Some Democrats will protest that tax increases on the wealthy would be enough if they were high enough, but that argument is absurd. There aren’t enough people in the top two brackets and their combined incomes are not enough to cover the 33% of the budget that is in deficit. Only by taxing the rest of the population as well, including the 42% of the public that doesn’t pay taxes at all, can the budget be balanced. The taxes have to be on everyone, which is a proposal the Democrats are not courageous enough to make.
There are two ways to balance the budget, and they are through either tax increases or spending cuts. The Democrats clearly prefer the idea of using tax increases, but if their proposal is only a mild tax increase on the top brackets, their proposal is as much about balancing the budget as the Ryan Plan is about spending cuts – theater designed to give the illusion and appearance of doing something without any of the hard work of doing something.

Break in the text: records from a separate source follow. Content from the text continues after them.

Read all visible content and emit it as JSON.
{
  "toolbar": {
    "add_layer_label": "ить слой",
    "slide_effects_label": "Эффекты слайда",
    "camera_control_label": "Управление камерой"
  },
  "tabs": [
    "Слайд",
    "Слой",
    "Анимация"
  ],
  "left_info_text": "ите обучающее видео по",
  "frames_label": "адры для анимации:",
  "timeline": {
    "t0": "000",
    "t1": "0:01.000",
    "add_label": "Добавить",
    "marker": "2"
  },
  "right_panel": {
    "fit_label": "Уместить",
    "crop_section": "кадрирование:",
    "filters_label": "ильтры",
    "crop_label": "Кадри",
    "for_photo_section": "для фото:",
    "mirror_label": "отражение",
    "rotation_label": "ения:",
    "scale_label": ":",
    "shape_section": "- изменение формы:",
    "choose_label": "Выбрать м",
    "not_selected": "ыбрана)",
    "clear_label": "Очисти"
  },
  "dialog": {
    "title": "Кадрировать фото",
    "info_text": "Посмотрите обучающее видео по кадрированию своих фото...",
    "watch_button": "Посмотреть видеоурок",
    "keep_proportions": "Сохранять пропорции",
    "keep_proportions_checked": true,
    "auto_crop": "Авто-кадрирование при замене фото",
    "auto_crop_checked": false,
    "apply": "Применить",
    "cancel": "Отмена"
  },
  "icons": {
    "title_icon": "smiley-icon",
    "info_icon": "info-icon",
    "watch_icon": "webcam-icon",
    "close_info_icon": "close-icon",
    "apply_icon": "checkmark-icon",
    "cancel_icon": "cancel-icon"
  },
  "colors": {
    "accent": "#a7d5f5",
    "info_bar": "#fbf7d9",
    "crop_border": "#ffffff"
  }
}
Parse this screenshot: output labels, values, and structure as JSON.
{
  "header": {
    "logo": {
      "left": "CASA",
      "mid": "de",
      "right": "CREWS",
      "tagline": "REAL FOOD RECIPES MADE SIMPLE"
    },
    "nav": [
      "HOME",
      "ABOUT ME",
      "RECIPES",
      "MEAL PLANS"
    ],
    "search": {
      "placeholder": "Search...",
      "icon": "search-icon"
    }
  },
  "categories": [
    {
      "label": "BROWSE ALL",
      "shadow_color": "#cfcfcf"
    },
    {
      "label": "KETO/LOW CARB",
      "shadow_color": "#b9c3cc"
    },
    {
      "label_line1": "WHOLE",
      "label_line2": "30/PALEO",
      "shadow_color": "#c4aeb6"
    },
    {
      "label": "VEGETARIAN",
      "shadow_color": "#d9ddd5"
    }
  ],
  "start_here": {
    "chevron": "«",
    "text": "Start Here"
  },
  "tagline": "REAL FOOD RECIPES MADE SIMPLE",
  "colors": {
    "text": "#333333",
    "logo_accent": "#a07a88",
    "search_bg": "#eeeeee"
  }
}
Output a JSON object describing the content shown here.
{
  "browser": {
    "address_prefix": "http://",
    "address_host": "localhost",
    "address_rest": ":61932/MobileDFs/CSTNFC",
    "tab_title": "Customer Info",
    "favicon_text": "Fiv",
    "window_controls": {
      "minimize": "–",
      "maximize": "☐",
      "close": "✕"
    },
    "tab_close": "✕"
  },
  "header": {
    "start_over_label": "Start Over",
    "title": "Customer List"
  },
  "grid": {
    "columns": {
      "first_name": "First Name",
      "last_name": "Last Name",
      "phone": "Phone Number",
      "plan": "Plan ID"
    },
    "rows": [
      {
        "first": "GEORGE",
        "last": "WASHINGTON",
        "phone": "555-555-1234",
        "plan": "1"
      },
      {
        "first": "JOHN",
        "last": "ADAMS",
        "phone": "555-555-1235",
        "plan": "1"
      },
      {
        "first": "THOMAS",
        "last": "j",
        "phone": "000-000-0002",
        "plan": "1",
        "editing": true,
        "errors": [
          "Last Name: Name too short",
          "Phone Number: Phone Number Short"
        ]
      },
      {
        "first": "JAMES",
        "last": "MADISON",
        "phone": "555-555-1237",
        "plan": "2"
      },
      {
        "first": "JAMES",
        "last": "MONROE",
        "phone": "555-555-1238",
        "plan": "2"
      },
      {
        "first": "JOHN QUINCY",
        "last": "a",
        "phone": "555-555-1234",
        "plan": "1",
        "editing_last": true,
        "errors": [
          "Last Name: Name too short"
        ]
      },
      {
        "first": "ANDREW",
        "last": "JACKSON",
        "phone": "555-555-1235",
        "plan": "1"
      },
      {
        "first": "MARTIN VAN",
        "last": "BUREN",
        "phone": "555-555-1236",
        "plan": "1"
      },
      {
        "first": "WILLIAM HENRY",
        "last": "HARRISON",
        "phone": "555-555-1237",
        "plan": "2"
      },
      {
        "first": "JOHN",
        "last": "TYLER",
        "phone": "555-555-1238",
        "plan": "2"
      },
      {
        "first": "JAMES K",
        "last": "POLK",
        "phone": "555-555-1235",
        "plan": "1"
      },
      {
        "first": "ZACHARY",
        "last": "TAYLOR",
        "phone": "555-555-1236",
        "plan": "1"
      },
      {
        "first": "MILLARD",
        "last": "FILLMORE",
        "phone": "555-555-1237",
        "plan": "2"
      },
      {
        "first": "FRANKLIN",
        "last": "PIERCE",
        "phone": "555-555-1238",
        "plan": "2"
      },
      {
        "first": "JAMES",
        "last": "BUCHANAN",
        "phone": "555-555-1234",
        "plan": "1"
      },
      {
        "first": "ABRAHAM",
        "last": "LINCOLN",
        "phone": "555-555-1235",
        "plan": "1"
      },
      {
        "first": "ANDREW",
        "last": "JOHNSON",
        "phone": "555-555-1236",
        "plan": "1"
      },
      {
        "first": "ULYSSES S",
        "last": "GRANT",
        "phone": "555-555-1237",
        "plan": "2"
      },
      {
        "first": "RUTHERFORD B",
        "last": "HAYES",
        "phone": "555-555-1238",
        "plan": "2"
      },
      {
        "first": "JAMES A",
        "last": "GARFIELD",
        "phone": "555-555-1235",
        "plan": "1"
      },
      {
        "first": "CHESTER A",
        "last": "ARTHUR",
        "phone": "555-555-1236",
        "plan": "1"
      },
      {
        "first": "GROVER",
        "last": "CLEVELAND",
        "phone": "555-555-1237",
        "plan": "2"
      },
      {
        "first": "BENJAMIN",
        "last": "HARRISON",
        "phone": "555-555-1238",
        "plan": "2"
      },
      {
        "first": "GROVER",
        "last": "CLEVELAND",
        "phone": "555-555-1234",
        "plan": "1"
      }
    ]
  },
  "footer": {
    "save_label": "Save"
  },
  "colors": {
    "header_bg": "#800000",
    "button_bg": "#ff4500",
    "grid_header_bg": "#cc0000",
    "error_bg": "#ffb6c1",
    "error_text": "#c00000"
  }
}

If the Democrats in office are serious about using tax increases to balance the budget, and do without any spending cuts, then there is only one proposal that shows they are serious. It would be the Democratic Party equivalent of the Randall Paul budget proposal which cut the budget by $500 billion and even Senator Paul admitted didn’t go far enough. The real point of the current tax increase proposal isn’t to raise revenue or balance the budget, it is to encourage class jealousy in order to increase votes this coming November.